Haley: When we got to Stillwater there was like a sign that said Pillsbury. I was a little surprised. It felt good.
The sign, Mark informed me, was made by the Stillwater HS Mountain Bike Team who had heard about the group from Minneapolis and wanted to support the kids. After four hours and 28 miles, the kids celebrated their amazing feat at Brine’s restaurant in Stillwater, where they had lasagna, salad, fresh fruit, and bread sticks.
David: I don’t like lasagna so I ate salad, and the bread sticks. They were huge!
Edwin: They (breadsticks) were good though! And there was this bike hanging in there. It was really old.
Mark: I researched when we got back. Remember when we went to the bike museum, and that guy with the long hair? He said it was from 1898.
How did it feel to have done something like this?
Alicia: I felt good when we finished. I felt like it wasn’t even that long, so it wasn’t really that hard. It makes me more confident in myself.
Yusra: It gave me more confidence, because at first I didn’t think I could do it, but then once I did it, it felt easier.
Tired and full, the students headed home on a bus, with the best bus driver ever! When he discovered the trailer was too small to hold all of the bikes, his response was to simply put the overflow on the bus. When the students boarded, he asked them what radio station they would like to listen to. The students spent the ride home singing songs.
I asked them would they do it again?
A great spirit, a great trip for our young bikers. Watch for such GREEN MOMENT this summer everywhere in Minneapolis!!!

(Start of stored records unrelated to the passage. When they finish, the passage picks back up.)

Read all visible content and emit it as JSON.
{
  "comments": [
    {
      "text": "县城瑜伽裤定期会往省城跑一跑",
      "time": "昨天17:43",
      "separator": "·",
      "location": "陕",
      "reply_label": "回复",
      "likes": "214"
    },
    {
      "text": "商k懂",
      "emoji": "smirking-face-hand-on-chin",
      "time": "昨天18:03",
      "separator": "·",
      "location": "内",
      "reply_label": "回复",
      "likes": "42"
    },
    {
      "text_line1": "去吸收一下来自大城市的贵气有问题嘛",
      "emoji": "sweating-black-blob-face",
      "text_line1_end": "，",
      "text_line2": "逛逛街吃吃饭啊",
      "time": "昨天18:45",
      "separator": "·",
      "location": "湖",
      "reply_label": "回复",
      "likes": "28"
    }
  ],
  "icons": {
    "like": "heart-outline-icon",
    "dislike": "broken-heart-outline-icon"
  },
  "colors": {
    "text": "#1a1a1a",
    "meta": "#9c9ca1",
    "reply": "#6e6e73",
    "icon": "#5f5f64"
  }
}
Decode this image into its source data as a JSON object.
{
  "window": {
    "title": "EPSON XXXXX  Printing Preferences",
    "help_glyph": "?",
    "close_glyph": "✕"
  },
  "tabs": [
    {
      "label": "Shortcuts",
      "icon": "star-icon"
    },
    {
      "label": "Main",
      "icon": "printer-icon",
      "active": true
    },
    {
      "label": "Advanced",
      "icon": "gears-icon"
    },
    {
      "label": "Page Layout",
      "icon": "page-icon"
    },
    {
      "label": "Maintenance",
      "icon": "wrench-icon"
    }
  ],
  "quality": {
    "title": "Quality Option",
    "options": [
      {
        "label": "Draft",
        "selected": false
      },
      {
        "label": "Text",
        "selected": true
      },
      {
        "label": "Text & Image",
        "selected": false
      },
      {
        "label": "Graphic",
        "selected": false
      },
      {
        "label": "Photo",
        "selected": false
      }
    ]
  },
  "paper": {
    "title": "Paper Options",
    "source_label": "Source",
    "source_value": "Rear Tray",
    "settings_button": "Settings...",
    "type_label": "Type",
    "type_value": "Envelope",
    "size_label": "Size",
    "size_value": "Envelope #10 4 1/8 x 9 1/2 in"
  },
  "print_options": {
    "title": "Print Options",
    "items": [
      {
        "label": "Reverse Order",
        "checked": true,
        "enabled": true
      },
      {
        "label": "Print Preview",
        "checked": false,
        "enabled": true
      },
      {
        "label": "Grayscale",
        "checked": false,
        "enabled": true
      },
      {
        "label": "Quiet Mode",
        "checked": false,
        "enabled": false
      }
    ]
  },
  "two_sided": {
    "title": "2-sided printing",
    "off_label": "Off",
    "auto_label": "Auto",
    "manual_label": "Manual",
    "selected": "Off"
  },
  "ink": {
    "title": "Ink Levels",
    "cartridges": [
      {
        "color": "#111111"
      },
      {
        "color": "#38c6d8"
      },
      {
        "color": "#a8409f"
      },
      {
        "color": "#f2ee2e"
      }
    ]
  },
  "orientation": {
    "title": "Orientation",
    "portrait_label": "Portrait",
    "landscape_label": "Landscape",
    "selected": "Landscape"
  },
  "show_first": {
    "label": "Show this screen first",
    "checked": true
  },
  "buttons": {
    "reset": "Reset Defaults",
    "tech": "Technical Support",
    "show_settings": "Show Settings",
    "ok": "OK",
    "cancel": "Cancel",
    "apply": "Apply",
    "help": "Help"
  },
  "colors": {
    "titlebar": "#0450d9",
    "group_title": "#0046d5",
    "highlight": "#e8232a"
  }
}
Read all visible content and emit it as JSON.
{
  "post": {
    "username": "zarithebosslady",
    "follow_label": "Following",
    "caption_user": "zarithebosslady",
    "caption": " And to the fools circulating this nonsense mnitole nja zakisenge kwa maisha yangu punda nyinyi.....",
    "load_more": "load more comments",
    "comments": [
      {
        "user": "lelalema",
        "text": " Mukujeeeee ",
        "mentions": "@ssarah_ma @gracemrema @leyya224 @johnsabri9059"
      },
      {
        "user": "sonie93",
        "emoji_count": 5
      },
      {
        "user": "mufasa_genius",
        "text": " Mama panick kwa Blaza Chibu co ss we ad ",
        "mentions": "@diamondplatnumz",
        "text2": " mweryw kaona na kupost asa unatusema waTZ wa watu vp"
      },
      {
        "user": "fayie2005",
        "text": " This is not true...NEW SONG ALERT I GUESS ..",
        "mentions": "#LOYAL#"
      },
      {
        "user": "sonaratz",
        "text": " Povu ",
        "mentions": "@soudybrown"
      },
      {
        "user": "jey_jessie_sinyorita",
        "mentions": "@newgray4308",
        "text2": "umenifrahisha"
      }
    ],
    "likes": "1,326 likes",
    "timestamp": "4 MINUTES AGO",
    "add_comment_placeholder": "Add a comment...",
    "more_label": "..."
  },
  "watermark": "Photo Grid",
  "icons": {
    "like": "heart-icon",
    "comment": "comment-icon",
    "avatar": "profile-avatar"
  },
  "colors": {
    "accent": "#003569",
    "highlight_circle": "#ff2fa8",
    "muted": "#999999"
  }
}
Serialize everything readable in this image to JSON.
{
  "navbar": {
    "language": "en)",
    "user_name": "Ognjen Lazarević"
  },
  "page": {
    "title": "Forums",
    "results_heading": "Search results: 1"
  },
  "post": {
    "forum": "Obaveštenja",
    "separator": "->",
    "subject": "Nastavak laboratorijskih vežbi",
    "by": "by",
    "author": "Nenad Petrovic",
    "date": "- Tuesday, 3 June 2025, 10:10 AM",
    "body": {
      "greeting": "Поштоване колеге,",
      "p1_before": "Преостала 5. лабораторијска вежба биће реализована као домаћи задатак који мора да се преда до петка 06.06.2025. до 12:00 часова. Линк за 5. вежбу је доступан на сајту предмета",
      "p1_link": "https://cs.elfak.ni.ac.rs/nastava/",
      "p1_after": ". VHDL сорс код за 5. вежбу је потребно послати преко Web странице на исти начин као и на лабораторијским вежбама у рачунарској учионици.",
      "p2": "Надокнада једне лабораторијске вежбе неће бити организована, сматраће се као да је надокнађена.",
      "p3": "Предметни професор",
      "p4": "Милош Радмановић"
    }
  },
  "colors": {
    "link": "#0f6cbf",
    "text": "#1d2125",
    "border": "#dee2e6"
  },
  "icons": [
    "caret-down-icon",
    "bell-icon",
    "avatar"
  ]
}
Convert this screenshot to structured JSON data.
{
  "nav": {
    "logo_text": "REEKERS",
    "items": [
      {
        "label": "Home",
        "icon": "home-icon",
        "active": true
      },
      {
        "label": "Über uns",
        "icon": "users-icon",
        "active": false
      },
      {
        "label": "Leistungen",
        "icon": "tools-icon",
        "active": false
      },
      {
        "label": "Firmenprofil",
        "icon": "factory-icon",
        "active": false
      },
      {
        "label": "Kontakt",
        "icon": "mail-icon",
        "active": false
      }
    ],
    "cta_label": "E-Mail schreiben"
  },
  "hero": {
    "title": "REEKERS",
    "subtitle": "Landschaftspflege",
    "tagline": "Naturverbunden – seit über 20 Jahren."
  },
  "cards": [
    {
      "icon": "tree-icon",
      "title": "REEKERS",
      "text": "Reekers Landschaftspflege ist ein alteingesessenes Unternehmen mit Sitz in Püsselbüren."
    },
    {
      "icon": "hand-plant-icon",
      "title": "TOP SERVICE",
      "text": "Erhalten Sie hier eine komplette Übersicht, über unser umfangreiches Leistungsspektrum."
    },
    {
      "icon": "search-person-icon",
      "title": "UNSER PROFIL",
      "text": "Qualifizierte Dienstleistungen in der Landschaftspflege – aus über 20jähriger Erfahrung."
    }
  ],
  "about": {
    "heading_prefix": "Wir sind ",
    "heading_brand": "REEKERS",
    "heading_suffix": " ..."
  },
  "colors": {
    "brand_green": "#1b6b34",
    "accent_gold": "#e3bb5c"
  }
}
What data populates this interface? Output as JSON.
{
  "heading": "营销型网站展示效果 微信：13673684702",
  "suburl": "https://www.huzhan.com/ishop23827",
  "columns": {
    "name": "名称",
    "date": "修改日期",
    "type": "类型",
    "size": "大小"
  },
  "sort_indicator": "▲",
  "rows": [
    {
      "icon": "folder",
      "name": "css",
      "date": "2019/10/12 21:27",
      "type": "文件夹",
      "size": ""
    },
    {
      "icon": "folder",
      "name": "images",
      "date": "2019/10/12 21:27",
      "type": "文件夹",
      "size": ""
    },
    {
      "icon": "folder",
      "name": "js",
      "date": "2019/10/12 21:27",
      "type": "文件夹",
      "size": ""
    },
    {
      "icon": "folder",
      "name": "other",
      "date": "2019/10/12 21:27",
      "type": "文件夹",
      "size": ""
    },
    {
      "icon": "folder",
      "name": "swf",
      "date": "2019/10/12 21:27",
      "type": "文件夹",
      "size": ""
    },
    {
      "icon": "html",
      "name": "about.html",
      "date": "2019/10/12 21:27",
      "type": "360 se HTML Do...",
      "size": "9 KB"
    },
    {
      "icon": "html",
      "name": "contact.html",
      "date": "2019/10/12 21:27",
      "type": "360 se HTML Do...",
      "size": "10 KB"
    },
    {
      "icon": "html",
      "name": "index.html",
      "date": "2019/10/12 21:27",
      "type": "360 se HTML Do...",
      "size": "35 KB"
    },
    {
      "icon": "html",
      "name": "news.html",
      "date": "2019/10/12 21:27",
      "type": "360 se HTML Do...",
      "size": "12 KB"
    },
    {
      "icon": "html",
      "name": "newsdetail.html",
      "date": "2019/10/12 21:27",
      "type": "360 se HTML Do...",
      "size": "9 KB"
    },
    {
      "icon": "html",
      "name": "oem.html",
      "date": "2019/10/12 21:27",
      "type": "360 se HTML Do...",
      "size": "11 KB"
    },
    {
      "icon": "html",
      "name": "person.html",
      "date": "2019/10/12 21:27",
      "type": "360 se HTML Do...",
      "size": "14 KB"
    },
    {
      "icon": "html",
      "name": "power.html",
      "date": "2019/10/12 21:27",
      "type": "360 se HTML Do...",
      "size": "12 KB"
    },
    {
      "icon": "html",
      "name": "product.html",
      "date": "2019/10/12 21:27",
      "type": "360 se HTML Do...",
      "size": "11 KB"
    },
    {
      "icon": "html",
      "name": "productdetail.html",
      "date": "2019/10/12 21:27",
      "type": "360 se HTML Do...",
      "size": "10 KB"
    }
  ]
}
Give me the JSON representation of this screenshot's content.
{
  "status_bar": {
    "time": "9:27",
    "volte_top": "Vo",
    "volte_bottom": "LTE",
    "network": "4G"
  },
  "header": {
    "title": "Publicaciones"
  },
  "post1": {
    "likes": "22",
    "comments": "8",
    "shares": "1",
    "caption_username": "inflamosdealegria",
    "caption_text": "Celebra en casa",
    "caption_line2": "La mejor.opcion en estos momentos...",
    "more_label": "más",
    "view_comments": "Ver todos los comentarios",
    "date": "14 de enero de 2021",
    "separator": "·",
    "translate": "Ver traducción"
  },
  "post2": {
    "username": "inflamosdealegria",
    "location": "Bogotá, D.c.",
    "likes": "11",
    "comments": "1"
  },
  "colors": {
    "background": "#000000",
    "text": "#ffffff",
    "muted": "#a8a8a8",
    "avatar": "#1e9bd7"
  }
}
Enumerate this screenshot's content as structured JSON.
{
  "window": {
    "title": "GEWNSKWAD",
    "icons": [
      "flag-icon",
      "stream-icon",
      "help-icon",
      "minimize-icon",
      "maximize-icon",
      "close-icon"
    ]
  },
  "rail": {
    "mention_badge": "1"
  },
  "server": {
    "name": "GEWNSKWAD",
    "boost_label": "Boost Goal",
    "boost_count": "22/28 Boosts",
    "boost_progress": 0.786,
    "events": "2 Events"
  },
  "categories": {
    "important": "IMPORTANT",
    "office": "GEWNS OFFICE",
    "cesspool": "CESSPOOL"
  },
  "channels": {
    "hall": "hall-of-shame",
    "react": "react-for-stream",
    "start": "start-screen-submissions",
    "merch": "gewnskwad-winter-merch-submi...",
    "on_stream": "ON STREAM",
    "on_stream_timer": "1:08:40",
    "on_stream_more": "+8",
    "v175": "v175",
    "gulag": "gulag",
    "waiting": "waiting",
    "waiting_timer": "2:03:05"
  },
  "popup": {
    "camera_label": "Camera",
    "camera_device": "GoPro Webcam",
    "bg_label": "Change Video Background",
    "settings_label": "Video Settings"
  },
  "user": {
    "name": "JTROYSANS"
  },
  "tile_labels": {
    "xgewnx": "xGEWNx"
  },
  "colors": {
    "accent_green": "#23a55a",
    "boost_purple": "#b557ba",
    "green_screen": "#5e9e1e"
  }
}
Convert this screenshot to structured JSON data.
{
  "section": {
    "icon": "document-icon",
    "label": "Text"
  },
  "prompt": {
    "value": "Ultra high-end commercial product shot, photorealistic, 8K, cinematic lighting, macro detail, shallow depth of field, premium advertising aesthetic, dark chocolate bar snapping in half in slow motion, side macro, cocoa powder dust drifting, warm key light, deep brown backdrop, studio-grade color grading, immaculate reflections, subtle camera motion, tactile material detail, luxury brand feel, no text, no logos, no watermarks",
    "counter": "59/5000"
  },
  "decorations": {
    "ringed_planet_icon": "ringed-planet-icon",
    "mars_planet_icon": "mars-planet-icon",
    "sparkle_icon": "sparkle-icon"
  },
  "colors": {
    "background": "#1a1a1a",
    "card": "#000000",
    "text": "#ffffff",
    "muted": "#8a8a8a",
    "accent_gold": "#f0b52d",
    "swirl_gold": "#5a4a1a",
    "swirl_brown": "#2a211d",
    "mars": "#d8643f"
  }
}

In the United States, nearly one-third (34.9% or 78.6 million) adults are obese, according to the Journal of American Medicine. It cost $147 billion dollars in 2008 to treat obesity. In 2012, the American Diabetes Association reported 29.1 million Americans, or 9.3% of the population had diabetes. The total cost to treat diabetes in 2012 was $245 billion dollars.
As we can see from the statistics surrounding obesity and diabetes, Americans are struggling to live a healthy lifestyle. This means there are over 106 million stories to be told from different perspectives. Tales from the Garden is a monthly column featuring the experiences of those here in Minnesota seeking to live a healthy lifestyle, the barriers that exist, and how they are managing their HEALTH STATUS.
If you or someone you know is currently coping with either obesity or diabetes through alternative medicine, active living of exercise and diet, or simply seeking to live a holistic healthy lifestyle, and would like to share your story, please contact Maya Park at Asian Media Access at [email protected], or 612-376-7715.
THIS PROJECT IS SUPPORTED BY ASIAN MEDIA ACCESS’ BICULTURAL ACTIVE LIVING LIFESTYLE (B.A.L.L.) EQUITY CAMPAIGN, FUNDING SUPPORTED BY CDC’S REACH (RACIAL AND ETHNIC APPROACHES TO COMMUNITY HEALTH) INITIATIVE